Vanessa Redgrave is Marion, a cancer patient, who enjoys her regular choir sessions, much to the distaste of her grumpy husband Arthur (Terence Stamp). Arthur begins to be won over by the enthusiasm of his wife and choir leader Gemma Arterton until tragedy strikes. Ostracising his son (Christopher Eccleston), Arthur's life soon feels hollow - leading him to seek refuge with the choir, The (unfortunately named) OAPZ.
There have been several film and television programmes focussing on choirs in recent times from Gareth Malone's 'The Choir' and 'All The Small Things' to the forthcoming Hollywood comedy 'Pitch Perfect'. 'Song For Marion' stands out from these efforts, mainly thanks to Terence Stamp's whose layered performance is quite moving, at times.
However, 'Song For Marion' is particularly indebted to the incredible 2008 music documentary 'Young@Heart', which followed a New England chorus of singing senior citizens as they prepared for an upcoming concert. 'Song For Marion' catches the free-spirited nature (and often rebel spirit) of 'Young@Heart', even going as far as to matching some of the emotional beats of the documentary.
The storyline typically moves in a fairly predictable fashion, while the songs rarely fail to excite or interest - barring a touching solo offering from Marion. The sentimentality is often noticeably overpowering, and difficult to connect with, although the frequent moments of humour help to re-engage with the film.
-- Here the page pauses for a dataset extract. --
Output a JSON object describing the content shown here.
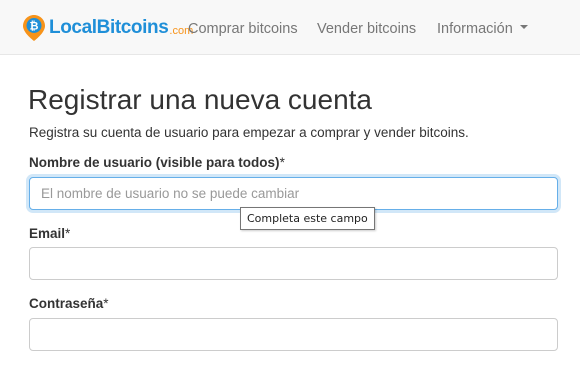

The fractured family dynamic carries the viewer through to the end but the sense of reconciliation never seems threatened.
This tear-inducing feature from Paul Andrew Williams should help him connect with mainstream audiences although the wish is that he could have done so in a more imaginative fashion. 'Song For Marion' can be considered something of a facsimile of other on-screen choir ventures, and often feels formulaic but the central performances are arresting and drive the film forward when it stutters.
'Song For Marion' is screening at the 56th BFI London Film Festival, its final screening today at 16.15. For more info and to purchase tickets, head to bfi.org.uk/lff.